Giacinta Pace/NBC NewsWire/Associated Press
Tom Daschle speaks at the Democratic National Convention in August 2008. The former senator has been tapped by President-elect Obama to take the reins of the Health and Human Services Department.
Tom Daschle speaks at the Democratic National Convention in August 2008. The former senator has been tapped by President-elect Obama to take the reins of the Health and Human Services Department. Giacinta Pace/NBC NewsWire/Associated Press
Former Senate Majority Leader Tom Daschle has agreed to be President-elect Barack Obama's nominee for secretary of Health and Human Services, a Democratic official confirmed to NPR on Wednesday.
The formal announcement has not been made, but a party official confirmed that Daschle was offered the nomination — and accepted it. This is seen as one of the most important Cabinet posts in the new administration, given the prominence Obama put on the need for affordable health care for the millions of uninsured Americans during his campaign.
The South Dakota Democrat is serving as Obama's chief adviser on health care policy during the president-elect's transition to the White House. He recently co-authored a book on health care issues, Critical: What We Can Do About the Health Care Crisis.
Daschle, 60, was born in Aberdeen, S.D. He was first elected to serve in the House of Representatives in 1978 and was re-elected three times.
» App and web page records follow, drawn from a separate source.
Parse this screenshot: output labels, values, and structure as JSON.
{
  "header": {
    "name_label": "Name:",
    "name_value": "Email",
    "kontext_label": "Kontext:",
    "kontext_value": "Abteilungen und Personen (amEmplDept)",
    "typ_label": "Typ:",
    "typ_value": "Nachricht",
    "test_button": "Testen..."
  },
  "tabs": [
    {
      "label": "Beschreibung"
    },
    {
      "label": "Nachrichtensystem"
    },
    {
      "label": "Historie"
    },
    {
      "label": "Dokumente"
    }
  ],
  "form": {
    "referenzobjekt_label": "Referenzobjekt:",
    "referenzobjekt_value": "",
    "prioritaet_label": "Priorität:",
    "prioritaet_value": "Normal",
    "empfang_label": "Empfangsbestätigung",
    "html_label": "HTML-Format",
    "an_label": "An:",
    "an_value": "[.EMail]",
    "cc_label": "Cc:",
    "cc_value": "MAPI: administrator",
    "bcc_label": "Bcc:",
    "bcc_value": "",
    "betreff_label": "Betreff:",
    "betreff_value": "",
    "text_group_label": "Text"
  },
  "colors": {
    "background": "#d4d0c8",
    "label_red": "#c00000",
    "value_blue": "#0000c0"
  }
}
He won a Senate seat in 1986 and was the party's leader in the Senate from 1994 to 2004, serving as majority leader when the Democrats were in control of the Senate from 2001 to 2003.
Since his unsuccessful re-election bid in 2004, Daschle has served as a policy adviser at the Atlanta law firm of Alston & Byrd.
Organizations seeking to expand health coverage were quick to praise the selection.
"Sen. Daschle has a deep commitment to securing high-quality, affordable health care for everyone in our nation," said Ron Pollack, executive director of Families USA, a family health care advocacy group. "His new leadership position confirms that the incoming Obama administration has made health care reform a top and early priority for action in 2009."
Meanwhile, former President Bill Clinton is taking steps to help his wife, New York Sen. Hillary Clinton, if she should be selected by the president-elect to be the nominee for secretary of state, Democratic Party officials said Wednesday.
Bill Clinton will publicly disclose the names of all donors who have given more than $250 to his presidential library and foundation if Hillary becomes the nominee for the nation's top diplomatic post. Officials were trying to work out the details on how to handle those who gave money on the condition that their names would not be revealed.
Hillary Clinton is said to be weighing the option of becoming secretary of state against staying in the Senate. Face-to-face meetings between the transition team and lawyers representing the Clintons have ended, but aides to the president-elect said some final vetting is still under way.
Transition officials for Obama said other candidates have been vetted for the job.
Compiled from NPR and wire reports.